Do you really need to stretch when you work out?
Common wisdom used to be that stretching before a workout warmed up your muscles so you wouldn’t get hurt. But now it seems that this type of static stretching (when you hold a stretch) might not help and may even make your muscles feel weaker, without preventing injuries.
Post-workout stretching may not be helpful either. Despite the advice of trainers everywhere, research shows that stretching doesn’t prevent soreness after big workouts or help in recovery. If you like to stretch after a workout or run, it's probably fine — just be gentle.
So why stretch at all?
While a pre- or post-workout stretch might not help your performance, there are other good reasons — and times — to stretch!
The best and most obvious reason to stretch is to increase your flexibility and range of motion, which comes in handy when you need to bend over to pick stuff up or dig your shoes out from under the couch.
Stretching can also release the tension in tight muscles and joints and prevent injuries during day-to-day activities like picking up boxes and reaching for things on high shelves.
How to get loose and limber
If you’re not very flexible right now, start slowly so you don’t get hurt from overdoing it. (If you’re getting care for a chronic condition, check with your doctor before making any major changes to your workout routine.)
Here are some tips to keep your stretching safe:
- Stretch after your muscles are warm.

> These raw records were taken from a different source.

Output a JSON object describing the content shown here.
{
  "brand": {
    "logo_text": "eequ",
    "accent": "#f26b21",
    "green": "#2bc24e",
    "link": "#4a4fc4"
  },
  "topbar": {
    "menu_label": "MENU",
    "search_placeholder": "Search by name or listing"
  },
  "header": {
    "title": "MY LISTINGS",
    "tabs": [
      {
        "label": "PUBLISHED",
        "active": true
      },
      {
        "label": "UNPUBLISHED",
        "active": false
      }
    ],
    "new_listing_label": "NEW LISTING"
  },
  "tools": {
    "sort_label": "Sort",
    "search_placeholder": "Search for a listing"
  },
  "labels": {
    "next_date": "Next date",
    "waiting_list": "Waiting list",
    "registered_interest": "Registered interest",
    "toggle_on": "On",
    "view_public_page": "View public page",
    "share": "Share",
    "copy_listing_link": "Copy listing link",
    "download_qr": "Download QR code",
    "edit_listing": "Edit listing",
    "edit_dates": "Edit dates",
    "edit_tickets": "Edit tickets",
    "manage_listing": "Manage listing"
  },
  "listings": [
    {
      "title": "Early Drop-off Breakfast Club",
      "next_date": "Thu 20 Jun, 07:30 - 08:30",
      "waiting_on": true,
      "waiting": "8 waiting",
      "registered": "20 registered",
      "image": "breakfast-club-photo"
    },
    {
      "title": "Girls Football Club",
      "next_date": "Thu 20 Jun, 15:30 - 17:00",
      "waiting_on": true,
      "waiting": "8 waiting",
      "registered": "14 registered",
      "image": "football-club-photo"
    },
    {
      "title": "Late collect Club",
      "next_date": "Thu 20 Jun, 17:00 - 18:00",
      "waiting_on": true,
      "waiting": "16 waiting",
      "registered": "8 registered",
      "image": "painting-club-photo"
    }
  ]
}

For stretching, a warm-up might be a walk or gentle stretching. A post-workout stretch can reduce soreness and increase circulation to your hardworking muscles.

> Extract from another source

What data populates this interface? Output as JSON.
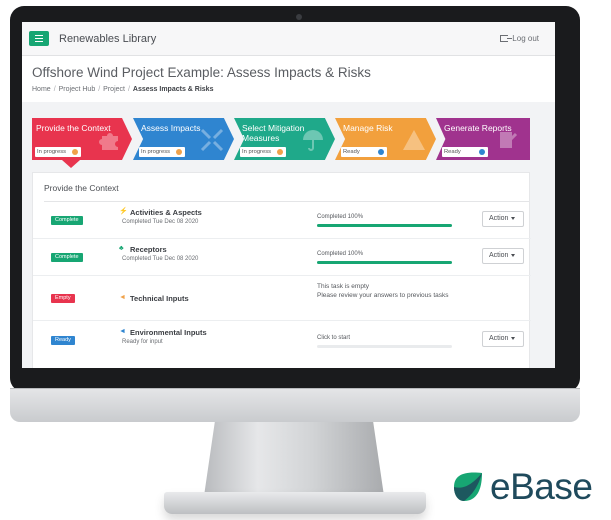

- Stretch often. Move it or lose it! Two or three sessions of stretching per week can help increase your flexibility, but if you don’t keep it up you’ll soon be back to square one. It’s OK to stretch every day too, especially if you’re stiff in places or are trying to recover your range of motion. If it’s hard to fit in, try doing a few minutes after a warm shower or before bed.
- Hold it, but not till it hurts. Stretch to the point of light tension — not pain — and hold it for 30–60 seconds. Bouncing a stretch (when you add force suddenly) can hurt your muscles, especially if you do it too fast.
- Variety is good. Tai chi and some forms of yoga, like restorative or gentle hatha, include a lot of stretching. Taking a class puts the time on your schedule, and you might work your muscles and joints differently from your usual routine.
- Mayo Clinic Staff. Stretching: Focus on Flexibility. Mayo Clinic website. March 4, 2014.
- American Council on Exercise (ACE). Flexibility Benefits. ACE website.
- Andersen JC. Stretching Before and After Exercise: Effect on Muscle Soreness and Injury Risk. Journal of Athletic Training. 2005. [Link]